When it comes to the leshen, The Witcher 3 game had actually taken its own creative liberties. The design is a combination of monsters from Slavic myth (the Leshy) and Native American myth (the Algonquian Wendigo).
The Slavic Leshy is a magical forest lord, and is where The Witcher 3‘s leshen gets its humanoid shape and powers. The Native American Wendigo lends its skeletal antlers to the game leshen’s design – the very aspects of the creature that make it so recognizable.
So, it isn’t entirely true that the new design isn’t “Witcher” enough, it just veers away from the game’s original mythical inspirations.
ADAPTATION VS. RECREATION?
At this point, you have to ask – at what point should Netflix’s live-action series be an adaptation versus a recreation? The games themselves are an adaptation of Sapkowski’s novels, complete with their own creative interpretations. Can a live-action show not do the same?
Live-action versions of animated media and video games have had a difficult history at best. Netflix’s The Witcher certainly has its own difficulties – especially with painful representations of disability and women’s autonomy. However, it is arguably one of the most successful live-action translations the game industry has seen so far. A lot of that has to do with creative interpretation.
By utilizing some elements of the leshen rather than a direct copy, Netflix can build an original interpretation of The Witcher world. It can expand upon and invite new understandings of Slavic mythology and Sapkowski’s work in ways that offer a fresh approach and keep the spirit of the games alive.
Changing one of the game’s most iconic monsters can certainly be disappointing, but on the bright side, it adds new flavor to the library of Witcher-inspired media. After all, greater diversity in stories and design is why fantasy can expand at this scale.

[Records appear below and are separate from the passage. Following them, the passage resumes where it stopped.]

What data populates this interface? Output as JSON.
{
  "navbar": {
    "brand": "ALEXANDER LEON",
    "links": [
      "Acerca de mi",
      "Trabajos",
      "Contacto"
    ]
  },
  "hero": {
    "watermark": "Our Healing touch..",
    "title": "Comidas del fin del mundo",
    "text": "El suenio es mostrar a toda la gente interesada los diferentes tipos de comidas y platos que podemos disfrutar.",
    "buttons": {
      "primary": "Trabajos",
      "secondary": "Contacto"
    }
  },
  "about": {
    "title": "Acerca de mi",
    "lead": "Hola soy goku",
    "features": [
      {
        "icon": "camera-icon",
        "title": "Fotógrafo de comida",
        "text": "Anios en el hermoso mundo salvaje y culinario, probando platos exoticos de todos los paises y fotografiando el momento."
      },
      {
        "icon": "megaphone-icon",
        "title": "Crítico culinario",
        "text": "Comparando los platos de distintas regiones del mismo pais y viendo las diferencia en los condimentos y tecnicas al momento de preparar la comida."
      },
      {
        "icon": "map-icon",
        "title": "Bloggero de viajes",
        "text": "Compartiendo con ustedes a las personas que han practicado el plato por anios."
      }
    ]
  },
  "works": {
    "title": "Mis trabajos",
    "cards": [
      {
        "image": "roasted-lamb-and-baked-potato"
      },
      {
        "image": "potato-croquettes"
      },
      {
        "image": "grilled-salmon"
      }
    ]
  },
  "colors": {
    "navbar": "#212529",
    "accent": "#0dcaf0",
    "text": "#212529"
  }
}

It’s what makes universes like The Witcher live on, in all forms of media.
And hey – at least it isn’t as massive a change as The Witcher: Nightmare of the Wolf‘s “leshen.”
The Witcher Season 1 is currently available to watch on Netflix, with Season 2 premiering on December 17th.